Over the past quarter century, deaths resulting from opioids have skyrocketed, increasing five-fold according to the not-for-profit USAFacts (former client). An average of 130 people die each day due to opioids, and this costs the US economy an estimated $78 billion a year.
Those responsible have begun to pay a steep price, both economically and from a reputation standpoint. Settlements have been reached with pharmaceutical companies like Teva, Allergan, CVS, Walgreens, and Walmart, Janssen, Cardinal, Purdue, McKesson and AmerisourceBergen, among others.
Now penalties are reaching marketing communications and advertising firms. Publicis Groupe agreed to pay $350 million related to its advertising work for Purdue Pharma—the first advertising agency to settle a claim relative to the opioid crisis. The agreement with Publicis went beyond the immediate dollars and cents.

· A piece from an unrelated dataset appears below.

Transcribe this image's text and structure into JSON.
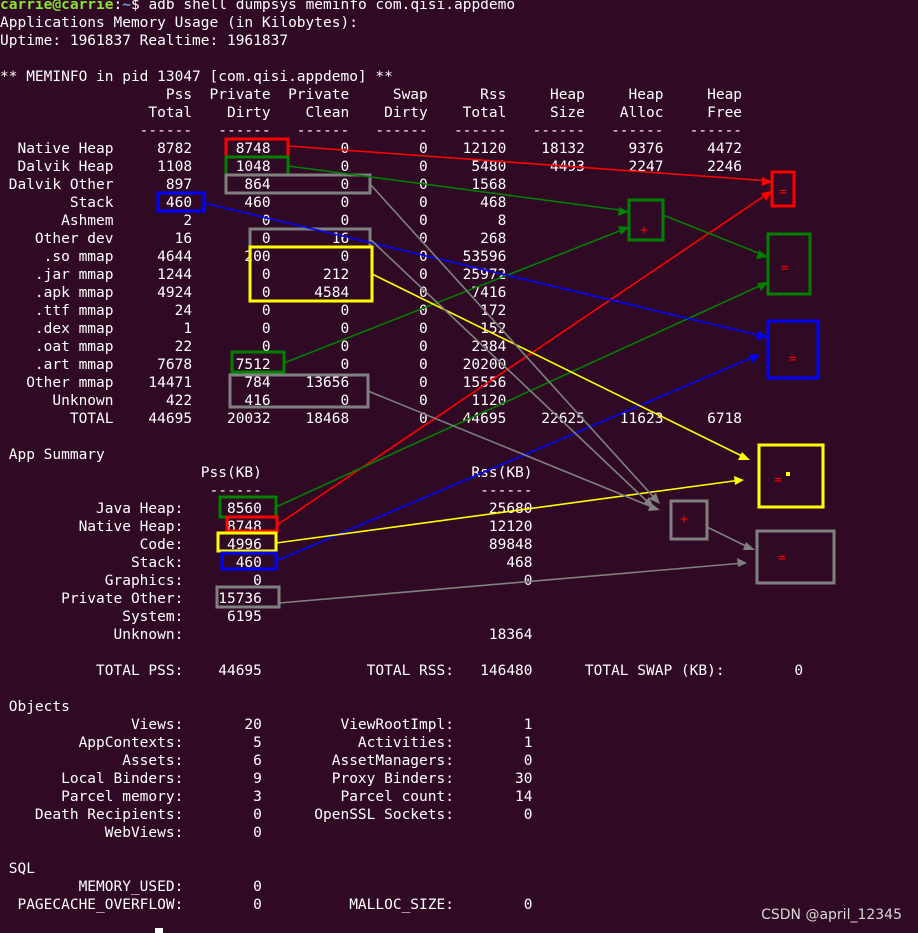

The firm now cannot accept any future contracts or engagements related to the marketing or sale of opioids and must release hundreds of thousands of documents detailing its past work for Purdue.
It serves as a rare and rather chilling reminder of the consequences that we in our industry must pay if we do not accept responsibility for the concepts we articulate on behalf of our clients.
Admittedly, it’s rather hard to say “no” to clients with gravitas and deep pockets. After all, that’s the dream, right? Big clients and bigger retainers.
Why is it so hard?
If you ask most agency executives what they dislike most about their job, you’ll often hear that it’s the never-ending chase to bring in new business. These clients or accounts and the work doesn’t simply fall at our feet. We must strain and endeavor to convince organizations and brands that somehow and someway, our work product is superior to thousands of other like-firms. It’s why, when I was at FleishmanHillard, I had a stone on my desk that said, among other things, “New Business Drives the Firm.”
Thus, it’s a rarity that—much like Don Draper did in the Mad Men episode “Why I’m Quitting Tobacco”—agencies will plant a flag in the ground and say “no” to an industry.
I understood that Mad Men episode acutely. In 1998, I took a role through Burson-Marsteller counseling cigarette giant Philip Morris, working out of the company’s headquarters in Manhattan for some six months. I weighed the opportunity carefully before accepting. I ultimately chose to do so because the work revolved around creating inclusive environments for smokers and non-smokers at a time when many bars, restaurants and venues were beginning to ban smoking. My role was not to say there were no health consequences related to smoking. It was to promote a message that smokers and non-smokers could coexist in public spaces.
As an agency, however, Elasticity has walked away from clients. Several years ago, we were working with Best Buy, helping it engage with influencers in the gaming space. We had a dispute about how the work should be done and resigned the business. We certainly didn’t like walking away from a generous retainer and well-known brand like Best Buy, but we believed we could not do the work effectively under the conditions set by the client.
Saying “no” is never easy. In fact, without understanding the timeline of Publicis’ relationship with Purdue—which I admittedly do not—I could plausibly defend the agency. While Purdue certainly knew their drugs were hooking and killing untold users, Publicis likely did not know the true impacts of the opioids they were marketing until rather late in the game.
We can only work with the information we have.
At the end of the day, walking away from a client is hard. We chase the business, we have mouths to feed and it’s not as black and white as Monday Morning Quarterbacks might make it seem. But there’s an unquestionable imperative for agencies to always consider the merits, ethics and conditions of any relationship—and sometimes just say “no.”